Website and app data records:
_ _ _ _ _

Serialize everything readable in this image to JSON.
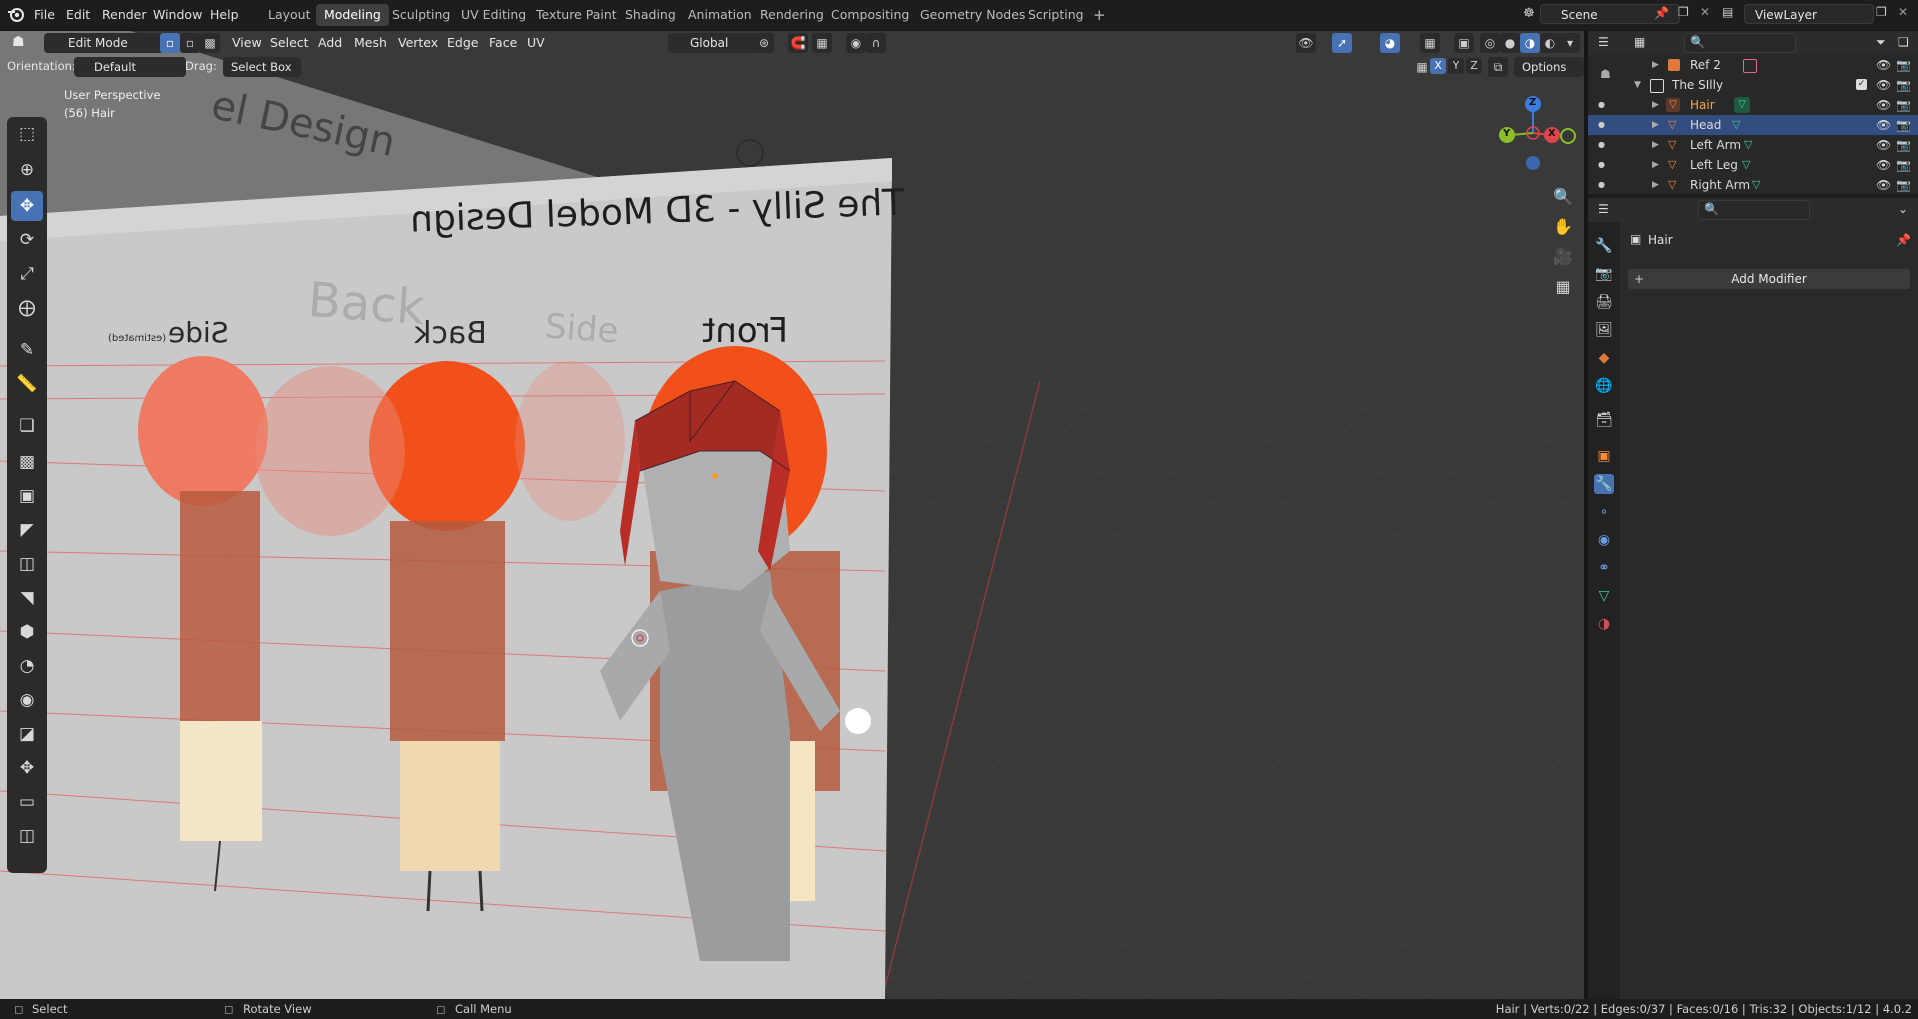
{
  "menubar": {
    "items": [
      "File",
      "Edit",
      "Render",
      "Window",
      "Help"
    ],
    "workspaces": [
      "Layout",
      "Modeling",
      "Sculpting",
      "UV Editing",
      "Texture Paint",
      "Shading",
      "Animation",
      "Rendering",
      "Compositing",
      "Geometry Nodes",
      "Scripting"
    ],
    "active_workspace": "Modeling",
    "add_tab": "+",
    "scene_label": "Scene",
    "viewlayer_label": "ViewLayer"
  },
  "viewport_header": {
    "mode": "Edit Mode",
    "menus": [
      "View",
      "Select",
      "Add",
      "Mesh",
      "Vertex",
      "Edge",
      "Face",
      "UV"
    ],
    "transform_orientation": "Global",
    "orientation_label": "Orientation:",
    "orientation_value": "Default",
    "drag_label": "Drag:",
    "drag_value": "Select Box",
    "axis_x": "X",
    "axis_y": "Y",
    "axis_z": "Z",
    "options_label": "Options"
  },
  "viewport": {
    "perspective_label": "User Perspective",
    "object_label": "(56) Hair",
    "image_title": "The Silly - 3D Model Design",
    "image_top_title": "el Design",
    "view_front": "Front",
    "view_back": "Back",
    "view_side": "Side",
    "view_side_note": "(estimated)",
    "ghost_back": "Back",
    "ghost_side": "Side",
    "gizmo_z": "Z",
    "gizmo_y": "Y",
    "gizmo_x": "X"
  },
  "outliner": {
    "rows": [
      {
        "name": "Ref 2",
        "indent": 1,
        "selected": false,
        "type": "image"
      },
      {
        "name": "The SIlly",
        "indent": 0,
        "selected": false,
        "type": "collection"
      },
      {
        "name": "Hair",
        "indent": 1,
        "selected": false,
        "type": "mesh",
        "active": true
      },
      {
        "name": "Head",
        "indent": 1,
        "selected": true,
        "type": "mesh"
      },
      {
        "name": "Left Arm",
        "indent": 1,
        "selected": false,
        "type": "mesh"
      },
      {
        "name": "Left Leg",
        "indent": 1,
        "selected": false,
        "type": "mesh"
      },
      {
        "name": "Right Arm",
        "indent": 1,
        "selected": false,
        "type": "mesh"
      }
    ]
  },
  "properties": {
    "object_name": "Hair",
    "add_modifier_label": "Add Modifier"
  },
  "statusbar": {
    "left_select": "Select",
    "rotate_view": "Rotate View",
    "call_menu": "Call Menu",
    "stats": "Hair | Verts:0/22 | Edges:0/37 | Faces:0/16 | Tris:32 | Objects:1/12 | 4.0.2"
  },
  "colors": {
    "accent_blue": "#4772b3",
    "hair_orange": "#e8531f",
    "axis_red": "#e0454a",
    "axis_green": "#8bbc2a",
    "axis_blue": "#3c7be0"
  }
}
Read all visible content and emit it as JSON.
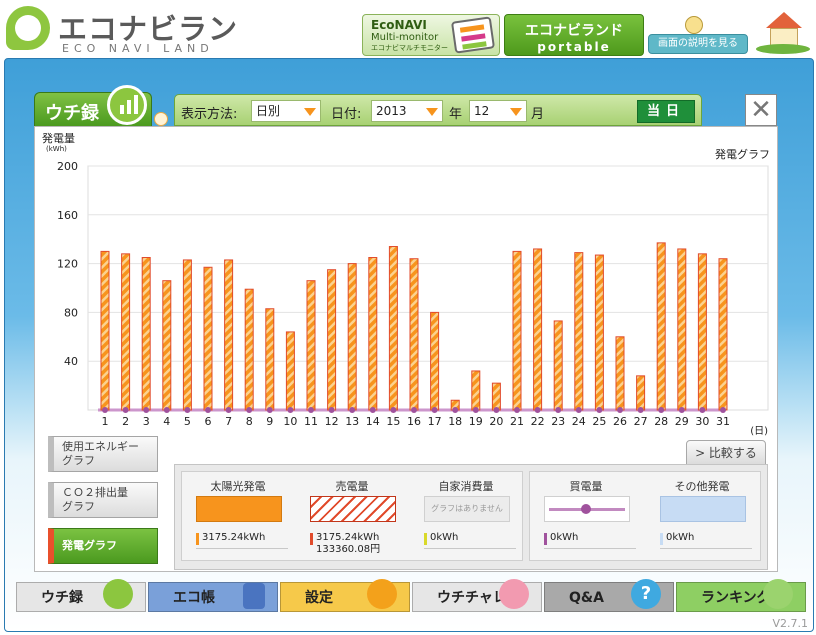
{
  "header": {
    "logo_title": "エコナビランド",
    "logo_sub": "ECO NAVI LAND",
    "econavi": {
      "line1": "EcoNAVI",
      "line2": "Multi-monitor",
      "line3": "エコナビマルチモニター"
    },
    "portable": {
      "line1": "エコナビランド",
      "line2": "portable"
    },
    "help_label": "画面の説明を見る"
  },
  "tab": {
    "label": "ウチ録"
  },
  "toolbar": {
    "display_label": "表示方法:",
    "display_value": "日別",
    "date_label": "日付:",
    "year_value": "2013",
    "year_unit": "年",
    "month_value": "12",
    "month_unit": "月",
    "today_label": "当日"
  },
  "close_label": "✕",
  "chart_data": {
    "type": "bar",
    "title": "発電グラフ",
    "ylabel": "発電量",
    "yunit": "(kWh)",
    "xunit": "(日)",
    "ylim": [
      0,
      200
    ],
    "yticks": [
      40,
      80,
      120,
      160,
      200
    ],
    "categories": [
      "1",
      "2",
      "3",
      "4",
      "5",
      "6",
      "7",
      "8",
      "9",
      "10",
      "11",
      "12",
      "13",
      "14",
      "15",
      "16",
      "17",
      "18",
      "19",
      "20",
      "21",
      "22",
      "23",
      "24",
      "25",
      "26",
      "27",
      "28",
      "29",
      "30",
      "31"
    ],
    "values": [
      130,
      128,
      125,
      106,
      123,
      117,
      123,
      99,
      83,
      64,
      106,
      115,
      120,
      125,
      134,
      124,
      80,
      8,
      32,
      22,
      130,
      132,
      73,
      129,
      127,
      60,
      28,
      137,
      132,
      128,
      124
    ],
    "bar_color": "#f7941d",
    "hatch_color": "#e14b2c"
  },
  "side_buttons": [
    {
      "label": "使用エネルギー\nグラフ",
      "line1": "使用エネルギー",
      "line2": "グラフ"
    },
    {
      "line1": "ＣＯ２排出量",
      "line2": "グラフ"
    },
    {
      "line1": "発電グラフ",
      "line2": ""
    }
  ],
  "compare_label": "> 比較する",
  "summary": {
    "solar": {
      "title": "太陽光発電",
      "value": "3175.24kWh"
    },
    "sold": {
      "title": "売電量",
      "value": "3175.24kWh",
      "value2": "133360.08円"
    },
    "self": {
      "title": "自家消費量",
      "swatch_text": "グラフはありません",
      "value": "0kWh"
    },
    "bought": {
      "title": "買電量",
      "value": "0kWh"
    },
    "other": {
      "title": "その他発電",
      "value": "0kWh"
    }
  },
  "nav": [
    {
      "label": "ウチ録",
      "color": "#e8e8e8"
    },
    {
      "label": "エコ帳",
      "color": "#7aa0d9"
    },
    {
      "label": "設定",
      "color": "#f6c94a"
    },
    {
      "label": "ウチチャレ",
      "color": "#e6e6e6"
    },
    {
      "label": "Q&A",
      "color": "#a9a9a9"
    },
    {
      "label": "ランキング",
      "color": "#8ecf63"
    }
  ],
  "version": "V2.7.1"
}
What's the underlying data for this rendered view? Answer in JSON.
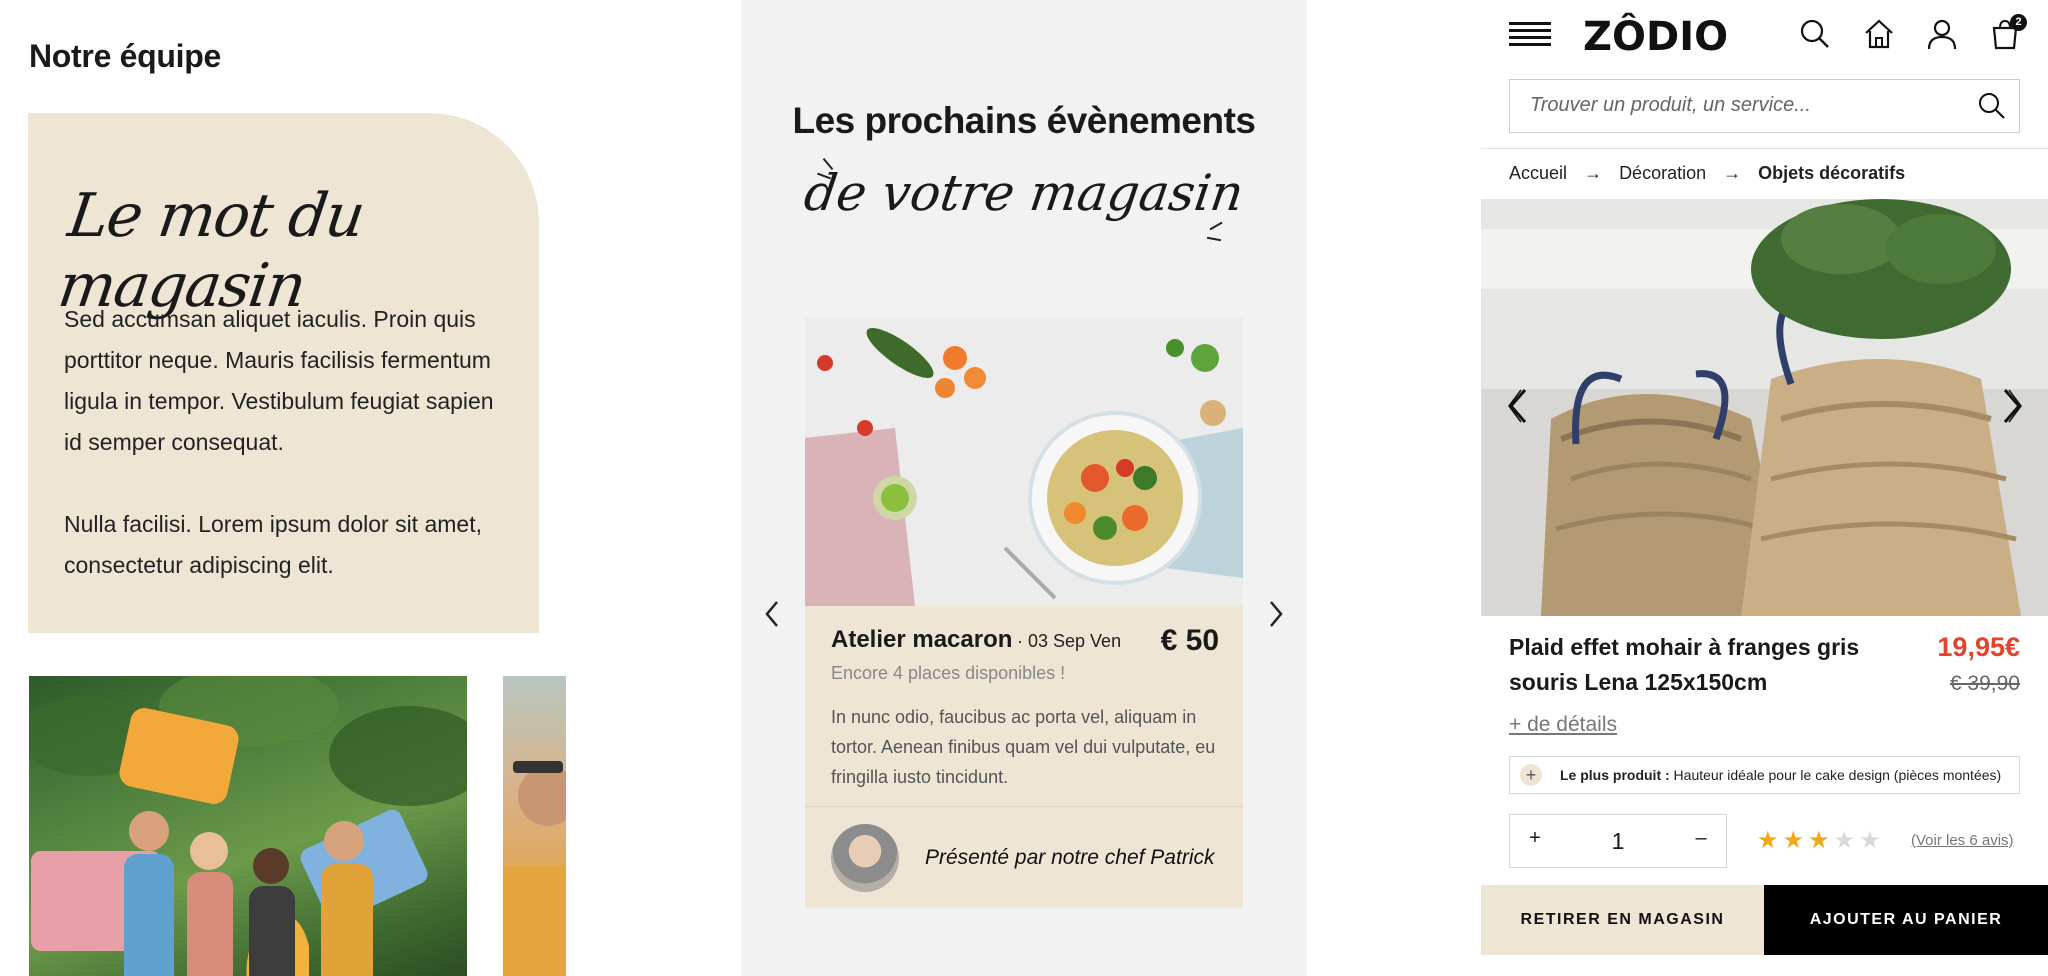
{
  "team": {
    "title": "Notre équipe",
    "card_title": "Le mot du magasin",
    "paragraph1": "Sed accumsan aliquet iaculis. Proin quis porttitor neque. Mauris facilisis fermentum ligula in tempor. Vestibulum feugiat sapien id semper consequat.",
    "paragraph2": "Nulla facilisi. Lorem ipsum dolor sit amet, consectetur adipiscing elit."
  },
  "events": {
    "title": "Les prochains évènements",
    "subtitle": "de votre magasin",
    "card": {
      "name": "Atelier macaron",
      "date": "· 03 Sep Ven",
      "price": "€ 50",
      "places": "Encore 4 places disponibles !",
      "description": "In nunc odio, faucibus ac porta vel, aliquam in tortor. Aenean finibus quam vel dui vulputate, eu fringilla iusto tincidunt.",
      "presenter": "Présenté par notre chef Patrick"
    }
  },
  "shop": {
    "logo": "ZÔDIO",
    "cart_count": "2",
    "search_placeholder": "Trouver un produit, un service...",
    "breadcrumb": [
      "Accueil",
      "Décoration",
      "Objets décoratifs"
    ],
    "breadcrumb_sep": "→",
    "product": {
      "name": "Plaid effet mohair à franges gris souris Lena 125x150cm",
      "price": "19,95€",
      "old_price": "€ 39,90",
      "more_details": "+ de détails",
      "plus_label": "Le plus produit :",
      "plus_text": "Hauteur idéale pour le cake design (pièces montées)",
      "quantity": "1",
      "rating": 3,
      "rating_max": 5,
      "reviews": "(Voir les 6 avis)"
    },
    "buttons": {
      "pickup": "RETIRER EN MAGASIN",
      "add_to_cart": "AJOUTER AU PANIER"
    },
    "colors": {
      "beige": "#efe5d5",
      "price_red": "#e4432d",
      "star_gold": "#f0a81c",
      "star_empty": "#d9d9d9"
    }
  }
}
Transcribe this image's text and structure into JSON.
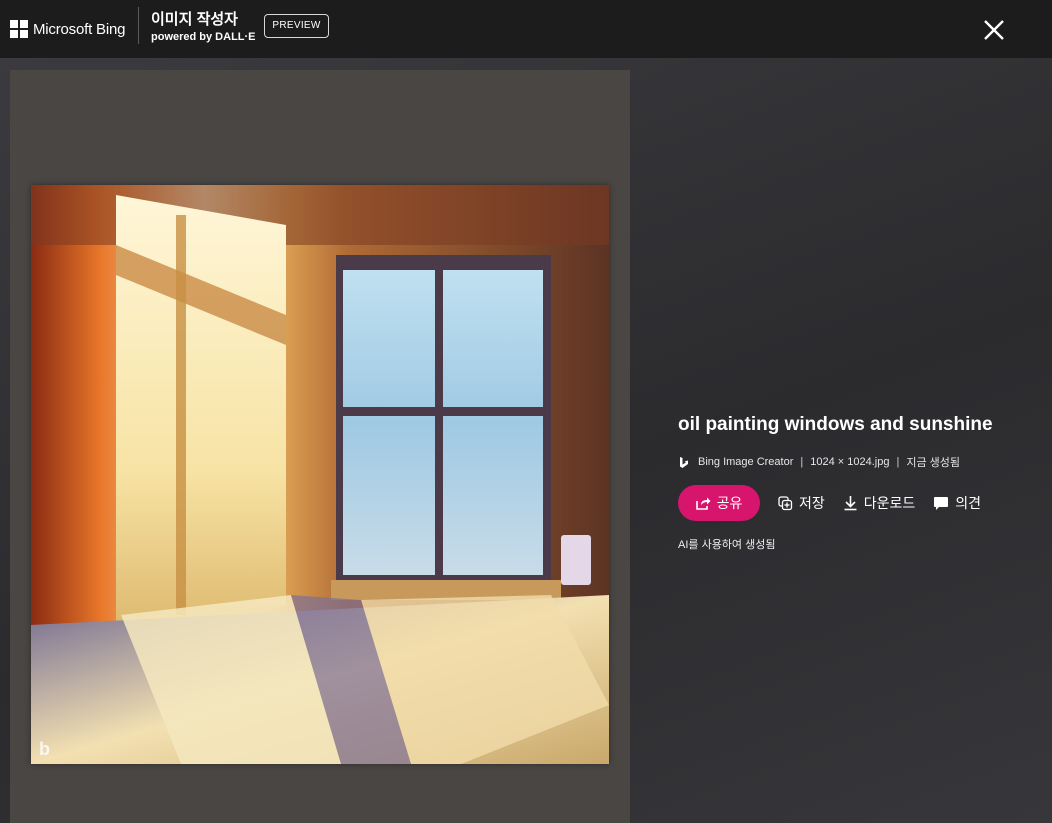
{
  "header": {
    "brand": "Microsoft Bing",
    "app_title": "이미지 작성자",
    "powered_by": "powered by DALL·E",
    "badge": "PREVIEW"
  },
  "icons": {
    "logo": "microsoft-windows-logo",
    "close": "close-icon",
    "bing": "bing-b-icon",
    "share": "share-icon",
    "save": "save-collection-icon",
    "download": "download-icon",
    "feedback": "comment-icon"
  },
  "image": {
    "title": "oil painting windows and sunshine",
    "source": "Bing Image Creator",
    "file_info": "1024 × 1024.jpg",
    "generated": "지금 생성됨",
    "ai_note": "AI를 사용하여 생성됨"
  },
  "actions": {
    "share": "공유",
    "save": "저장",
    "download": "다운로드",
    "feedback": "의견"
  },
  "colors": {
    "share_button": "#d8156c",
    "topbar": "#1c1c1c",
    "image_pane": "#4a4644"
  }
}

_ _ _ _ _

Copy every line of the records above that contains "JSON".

__TASK ANSWER__.
Serialize everything readable in this image to JSON.
Read all visible content and emit it as JSON.
What's the underlying data for this rendered view? Answer in JSON.
Transcribe this image's text and structure into JSON.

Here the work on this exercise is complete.